→ **WHAT IS REQUIRED**
Among the records below, how many lines contain "text"? State the number and nothing more.

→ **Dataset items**
:::::

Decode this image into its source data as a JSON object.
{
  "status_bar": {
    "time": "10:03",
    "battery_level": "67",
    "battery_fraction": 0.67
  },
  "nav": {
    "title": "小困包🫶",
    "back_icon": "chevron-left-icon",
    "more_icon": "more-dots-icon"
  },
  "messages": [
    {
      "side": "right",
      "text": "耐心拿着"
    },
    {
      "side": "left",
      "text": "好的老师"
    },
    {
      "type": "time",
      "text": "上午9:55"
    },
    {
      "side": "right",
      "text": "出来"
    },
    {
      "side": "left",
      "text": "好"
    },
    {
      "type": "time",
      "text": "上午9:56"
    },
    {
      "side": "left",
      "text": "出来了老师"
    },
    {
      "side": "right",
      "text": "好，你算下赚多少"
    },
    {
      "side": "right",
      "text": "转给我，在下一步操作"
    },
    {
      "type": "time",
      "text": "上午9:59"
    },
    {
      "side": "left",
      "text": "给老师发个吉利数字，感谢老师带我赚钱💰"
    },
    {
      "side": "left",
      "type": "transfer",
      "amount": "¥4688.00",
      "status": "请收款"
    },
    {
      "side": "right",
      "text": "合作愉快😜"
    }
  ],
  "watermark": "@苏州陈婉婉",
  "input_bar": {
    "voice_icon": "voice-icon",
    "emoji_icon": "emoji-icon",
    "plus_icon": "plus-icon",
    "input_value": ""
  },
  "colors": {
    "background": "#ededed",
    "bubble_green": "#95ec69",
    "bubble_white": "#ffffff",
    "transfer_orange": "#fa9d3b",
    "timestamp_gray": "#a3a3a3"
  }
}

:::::

→ **REPLY TO THE TASK**
12